Oosterhof B.,Rehabilitation Center Heliomare | Dekker J.H.M.,Rehabilitation Center Heliomare | Sloots M.,Amsterdam Rehabilitation Research Center Reade | Bartels E.A.C.,VU University Amsterdam | Dekker J.,VU University Amsterdam
Disability and Rehabilitation | Year: 2014

Aim: The aim of this study was to explore which factors are associated with a successful treatment outcome in chronic pain patients and professionals participating in a multidisciplinary rehabilitation program, with a specific focus on the patient-professional interaction. Methods: Patients (n = 16) and professionals (n = 10) were interviewed and/or observed. The transcribed interviews and observations were analyzed and themes were described. Results: Patients with a positive treatment outcome came to a shared understanding of their pain with their professional, demonstrated new learned behavior and were able to continue their learning process at home. Patients with a negative treatment outcome did not reach a shared understanding of their pain with their professional, were not able to change their behavior and wanted more help to achieve this. Both patient groups experienced organizational barriers within the treatment process. Factors associated with a high quality of patient-professional interaction included the patient experience of being taken seriously, the involvement of the professional with the patient, a clear explanation of the pain, and an open interaction between patient and professional. Conclusion: This study provides insight into factors which were related to a positively or negatively experienced outcome of pain rehabilitation. A good match within the patient-professional interaction seems essential. © 2014 Informa UK Ltd.

Sonenblum S.E.,Georgia Institute of Technology | Vonk T.E.,VU University Amsterdam | Janssen T.W.,VU University Amsterdam | Janssen T.W.,Amsterdam Rehabilitation Research Center Reade | Sprigle S.H.,Georgia Institute of Technology
Archives of Physical Medicine and Rehabilitation | Year: 2014

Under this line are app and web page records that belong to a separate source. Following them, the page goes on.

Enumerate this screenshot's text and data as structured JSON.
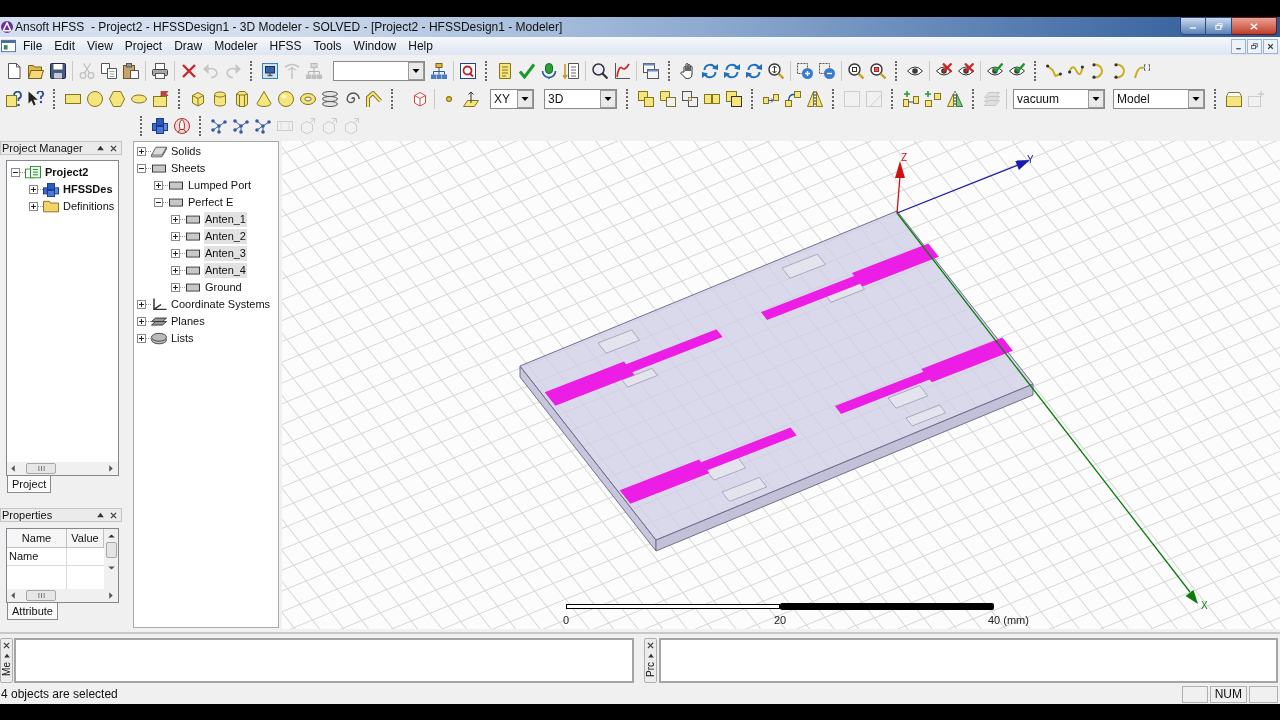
{
  "window": {
    "title": "Ansoft HFSS  - Project2 - HFSSDesign1 - 3D Modeler - SOLVED - [Project2 - HFSSDesign1 - Modeler]"
  },
  "menu": [
    "File",
    "Edit",
    "View",
    "Project",
    "Draw",
    "Modeler",
    "HFSS",
    "Tools",
    "Window",
    "Help"
  ],
  "toolbar": {
    "toggle_buttons": [
      {
        "pressed": true
      }
    ],
    "plane": "XY",
    "view": "3D",
    "material": "vacuum",
    "model_type": "Model"
  },
  "project_manager": {
    "title": "Project Manager",
    "tree": [
      {
        "label": "Project2",
        "kind": "project",
        "expanded": true,
        "selected": false,
        "children": [
          {
            "label": "HFSSDes",
            "kind": "design",
            "expanded": false,
            "selected": false
          },
          {
            "label": "Definitions",
            "kind": "definitions",
            "expanded": false,
            "selected": false
          }
        ]
      }
    ],
    "tabs": [
      {
        "label": "Project",
        "selected": true
      }
    ]
  },
  "properties": {
    "title": "Properties",
    "columns": [
      "Name",
      "Value"
    ],
    "rows": [
      {
        "name": "Name"
      }
    ],
    "tabs": [
      {
        "label": "Attribute",
        "selected": true
      }
    ]
  },
  "model_tree": [
    {
      "label": "Solids",
      "kind": "solids",
      "expanded": false,
      "selected": false
    },
    {
      "label": "Sheets",
      "kind": "sheets",
      "expanded": true,
      "selected": false,
      "children": [
        {
          "label": "Lumped Port",
          "kind": "sheet",
          "expanded": false,
          "selected": false
        },
        {
          "label": "Perfect E",
          "kind": "sheet",
          "expanded": true,
          "selected": false,
          "children": [
            {
              "label": "Anten_1",
              "kind": "sheet",
              "expanded": false,
              "selected": true
            },
            {
              "label": "Anten_2",
              "kind": "sheet",
              "expanded": false,
              "selected": true
            },
            {
              "label": "Anten_3",
              "kind": "sheet",
              "expanded": false,
              "selected": true
            },
            {
              "label": "Anten_4",
              "kind": "sheet",
              "expanded": false,
              "selected": true
            },
            {
              "label": "Ground",
              "kind": "sheet",
              "expanded": false,
              "selected": false
            }
          ]
        }
      ]
    },
    {
      "label": "Coordinate Systems",
      "kind": "coordinate_systems",
      "expanded": false,
      "selected": false
    },
    {
      "label": "Planes",
      "kind": "planes",
      "expanded": false,
      "selected": false
    },
    {
      "label": "Lists",
      "kind": "lists",
      "expanded": false,
      "selected": false
    }
  ],
  "viewport": {
    "axes": [
      {
        "label": "Z"
      },
      {
        "label": "Y"
      },
      {
        "label": "X"
      }
    ],
    "scale_labels": [
      "0",
      "20",
      "40 (mm)"
    ]
  },
  "message_pane": {
    "tab": "Me"
  },
  "progress_pane": {
    "tab": "Prc"
  },
  "status_bar": {
    "message": "4 objects are selected",
    "indicators": [
      "NUM"
    ]
  }
}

Objective To investigate the effectiveness and interactions of 2 methods of pressure ulcer prevention, wheelchair cushions and pressure relief maneuvers, on interface pressure (IP) and blood flow of the buttocks. Design Within-subject repeated measures. Setting Rehabilitation center. Participants Wheelchair users with a spinal cord injury or disorder (N=17). Interventions Participants performed 3 forward leans and 2 sideward leans with different degrees of lean while seated on each of 3 different wheelchair cushions. Main Outcome Measures IP measured with a custom sensor and blood flow measured with laser Doppler flowmetry were collected at the ischial tuberosity. Results Pressure relief maneuvers had a significant main effect on the ischial IP (P<.001); all maneuvers except for the small frontward lean resulted in a significant reduction in IP compared with upright sitting. Blood flow significantly varied across postures (P<.001) with flow during upright sitting and small forward leans being significantly lower than during the full and intermediate leans in both the forward and sideward directions. Conclusions The results of the study highlight the importance of positioning wheelchair users in a manner that facilitates in-seat movement. Regardless of the cushion being used, the pressure relief maneuvers resulted in very large reductions in IPs and significant increases in buttock blood flow. Only the small frontward lean was shown to be ineffective in reducing pressure or increasing blood flow. Because these pressure relief maneuvers involved postural changes that can occur during functional activities, these pressure relief maneuvers can become a part of volitional pressure relief and functional weight shifts. Therefore, clinical instruction should cover both as a means to impart sitting behaviors that may lead to better tissue health. © 2014 by the American Congress of Rehabilitation Medicine.

Discover hidden collaborations